Skip to main content

Cops collect DNA evidence in Brooklyn Bridge flag caper

By Susan Candiotti, CNN
updated 6:01 PM EDT, Fri July 25, 2014
STORY HIGHLIGHTS
  • DNA collected from tin pans used to cover Brooklyn Bridge lights during flag switch
  • Nicknames, cell phones and license plates also being tracked to find the culprits
  • Mysterious white flags spotted atop the Brooklyn Bridge
  • NYPD Commissioner calls incident a "matter of concern"

(CNN) -- New York police have collected DNA evidence in the case of nighttime acrobats who replaced two American flags atop of the Brooklyn Bridge with two white flags, according to a law enforcement official with knowledge of the investigation Friday.

The swapped-out bleached flags were spotted by construction workers at 5:30 a.m. Tuesday.

The DNA was taken from tin pans used by the vandals to cover bridge lights, according to the official -- a clever move to elude detection while the flags were raised. The tin shields were held in place with zip ties.

So far there is no match in existing databases where DNA evidence of solved and unsolved crimes are kept, the official added.

Among other leads investigators are following are five nicknames who tipsters suggest might be associated with the incident. Investigators are trying to learn the real identities behind the nicknames or street names. It's too soon to know whether any of them were involved, the official said.

The motive is unclear: Was it a stunt, prank or something more sinister?

Officials have said they are looking at whoever had access or familiarity with the bridge, including maintenance workers or anyone who worked on the fireworks extravaganza over the East River on Independence Day. The event this year included pyrotechnics shooting from the bridge.

Cell phone calls are being tracked and about 18,000 license tags were checked from vehicles that crossed the bridge in the overnight hours, according to the official.

More than 120,000 vehicles, 4,000 pedestrians and 3,100 bicyclists cross the Brooklyn Bridge every day, according to the city Department of Transportation, which maintains the bridge.

The oversized white banners -- American flags that were pre-bleached -- have prompted investigators to talk with flag manufacturers and check websites for anyone who may have recently purchased large Stars and Stripes, according to the official.

Intelligence analysts are also looking into any possible significance of the day that was chosen to see whether that may yield clues.

The NYPD's Intelligence Division has even reached out to other countries to see whether similar stunts have occurred elsewhere.

NYPD Deputy Commissioner for Intelligence John Miller said at a news conference Wednesday that the NYPD has video that shows four or five people crossing the bridge just after 3 a.m. Tuesday. Within the hour, the light that normally illuminates the flag on the Brooklyn side of the bridge flickered and appeared to go out. A few minutes later the same thing occurred on the tower on the Manhattan side.

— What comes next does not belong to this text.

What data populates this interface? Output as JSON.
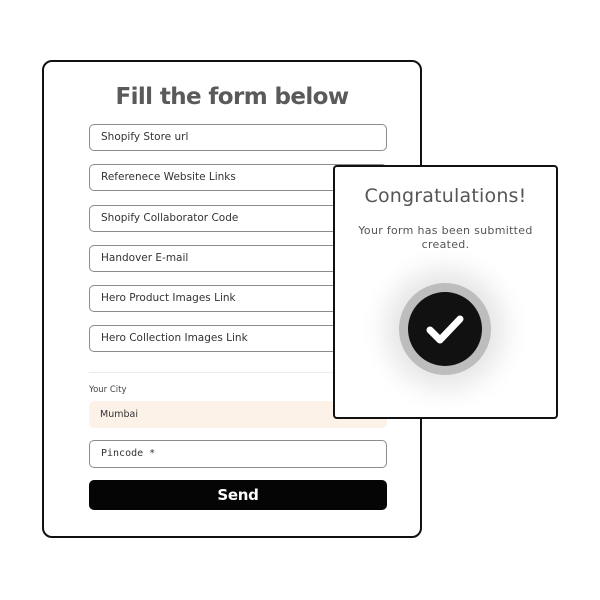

"At this time, it appears it has no particular nexus to terrorism or even politics," Miller said Tuesday. "This may be somebody's art project, or it may be an attempt at making some kind of statement, but at this point it's not clear what the statement is."

Police Commissioner Bill Bratton called the incident a matter of concern and requested the help of the public as investigators search social media for claims of responsibility.

"If flying a white flag atop the Brooklyn Bridge is someone's idea of a joke, I'm not laughing," Brooklyn Borough President Eric Adams said in a statement. "The public safety of our city is a paramount of importance, particularly our landmarks and bridges that are already known to be high-risk targets."

Adams announced that he is offering a reward of $5,000 for information leading to the arrest of the person or people responsible.

The Brooklyn Bridge opened in 1883. At the time it was the longest suspension bridge in the nation, according to the Department of Transportation.

The bridge has been designated a National Historic Landmark by the National Park Service, and a New York City Landmark by the Landmarks Preservation Commission.

Who switched two flags atop the Brooklyn Bridge?

CNN's Poppy Harlow, Marina Carver and Rande Iaboni contributed to this report.

ADVERTISEMENT
ADVERTISEMENT
ADVERTISEMENT
ADVERTISEMENT
ADVERTISEMENT